Immersive Journalism

In March 2020, Sophie Lecheler and Loes Aaldering will begin working on a new project called „Immersive Journalism - The Future of News?“, funded by the ÖNB Jubiläumsfonds. In this project, they will study the visibility and effects of immersive news production. This will include a number of studies, such as an experimental study on possible emotional backfire effects of immersive news production. The project team also includes a new PhD student, Hannah Greber, who joins the Political Communication Group as the project commences.

Emotions in Journalism and News

In a number of studies, we examine the role emotions play in the political communication process. For example, which effects will emotional appeals in journalistic news have on political behavior, or how important are positive emotions during political campaigns? We also determine how to best measure trait and state emotions in mediated communication research. 

Sophie Lecheler, Loes Aaldering

collaboration with Michael Bruder (London School of Economics), Sarah Harrison (London School of Economics).

Digitalization in Journalism

Digitalization has changed how journalists produce news. By means of qualitative and quantitative research techniques with both journalists and citizens, we observe how exactly journalists today use online tools, for example to verify information and find reliable sources. We also study innovation in journalism, such as immersive journalism, Virtual Reality reporting, and augmented reality in journalism.

Sophie Lecheler

collaboration with Sanne Kruikemeier (ASCoR, University of Amsterdam), Yael de Haan (Utrecht University of Applied Sciences)

Fake News and Media Credibility

Everyone is talking about „Fake News“ - but, how useful is the concept in our research field? We suggest that fake news’ alludes to two dimensions of political communication: the fake news genre (i.e. the deliberate creation of pseudojournalistic disinformation) and the fake news label (i.e. the instrumentalization of the term to delegitimize news media). The project observes the theoretical implications of „Fake News“ for our field, the occurrence of the term in public debate, as well as its effects on citizens. 

Jana Egelhofer, Sophie Lecheler, Loes Aaldering

collaboration with Jakob-Moritz Eberl (University of Vienna) and Sebastian Galyga (University of Vienna)

Identity Motivated Reasoning

In times of populism and polarization, citizens’ identification with groups like their gender, rage, or age is increasingly important for understanding politics. So far, political communication research has predominantly focused on the impact of partisanship on opinion formation. This project takes this field one step further, widening our knowledge on the impact of group membership on political opinions and attitudes. 

Ming Boyer, Sophie Lecheler, Loes Aaldering

Political Leadership and the Media

The media focus strongly on party leaders in their political reporting. In various studies, we examine which leadership traits are used by the media to discuss political leaders and what the electoral effects are of this coverage. Additionally, we study the relationship between partisan stereotypes and mediated leadership effects.
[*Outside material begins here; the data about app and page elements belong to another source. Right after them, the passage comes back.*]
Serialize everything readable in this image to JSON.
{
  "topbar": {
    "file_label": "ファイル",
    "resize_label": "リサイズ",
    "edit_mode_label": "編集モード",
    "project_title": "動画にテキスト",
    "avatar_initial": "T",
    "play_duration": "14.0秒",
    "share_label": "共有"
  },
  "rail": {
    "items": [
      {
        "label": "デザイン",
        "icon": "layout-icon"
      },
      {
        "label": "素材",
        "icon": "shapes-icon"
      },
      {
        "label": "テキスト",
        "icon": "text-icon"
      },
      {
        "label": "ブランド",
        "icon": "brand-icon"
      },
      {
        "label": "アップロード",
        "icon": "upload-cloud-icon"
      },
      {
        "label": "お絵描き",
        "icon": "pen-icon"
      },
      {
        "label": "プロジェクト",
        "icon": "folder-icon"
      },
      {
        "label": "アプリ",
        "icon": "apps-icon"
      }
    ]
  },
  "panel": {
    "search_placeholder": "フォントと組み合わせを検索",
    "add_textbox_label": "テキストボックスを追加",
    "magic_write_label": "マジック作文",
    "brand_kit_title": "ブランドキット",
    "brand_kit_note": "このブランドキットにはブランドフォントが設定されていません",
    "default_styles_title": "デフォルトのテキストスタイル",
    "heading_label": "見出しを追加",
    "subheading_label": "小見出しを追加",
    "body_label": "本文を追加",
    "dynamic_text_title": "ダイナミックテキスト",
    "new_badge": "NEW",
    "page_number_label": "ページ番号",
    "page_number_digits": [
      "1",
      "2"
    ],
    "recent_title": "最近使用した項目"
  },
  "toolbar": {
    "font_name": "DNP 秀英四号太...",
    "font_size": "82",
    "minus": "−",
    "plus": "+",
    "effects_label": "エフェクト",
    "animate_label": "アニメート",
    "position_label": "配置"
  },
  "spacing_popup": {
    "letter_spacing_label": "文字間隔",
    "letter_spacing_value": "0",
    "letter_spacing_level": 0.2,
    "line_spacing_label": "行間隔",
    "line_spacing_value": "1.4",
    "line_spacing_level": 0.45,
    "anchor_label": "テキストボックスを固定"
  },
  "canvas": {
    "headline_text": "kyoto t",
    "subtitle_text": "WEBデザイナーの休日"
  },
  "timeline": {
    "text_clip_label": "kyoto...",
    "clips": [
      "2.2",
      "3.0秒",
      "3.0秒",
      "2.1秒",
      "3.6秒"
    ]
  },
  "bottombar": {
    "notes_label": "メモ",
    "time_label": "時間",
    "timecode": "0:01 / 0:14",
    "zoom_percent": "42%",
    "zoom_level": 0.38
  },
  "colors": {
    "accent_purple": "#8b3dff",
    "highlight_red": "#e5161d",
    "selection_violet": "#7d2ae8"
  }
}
Loes Aaldering, Sophie Lecheler

Gender, Politics and Communication

Media report on men and women politicians in different ways, highlighting different background aspects, issues and character traits. In a number of studies, we examine these gender differences in political media coverage, the stereotypes voters and journalists hold for male and female politicians, and the electoral effects of gender bias in media coverage.

Loes Aaldering

collaboration with Daphne van der Pas (University of Amsterdam)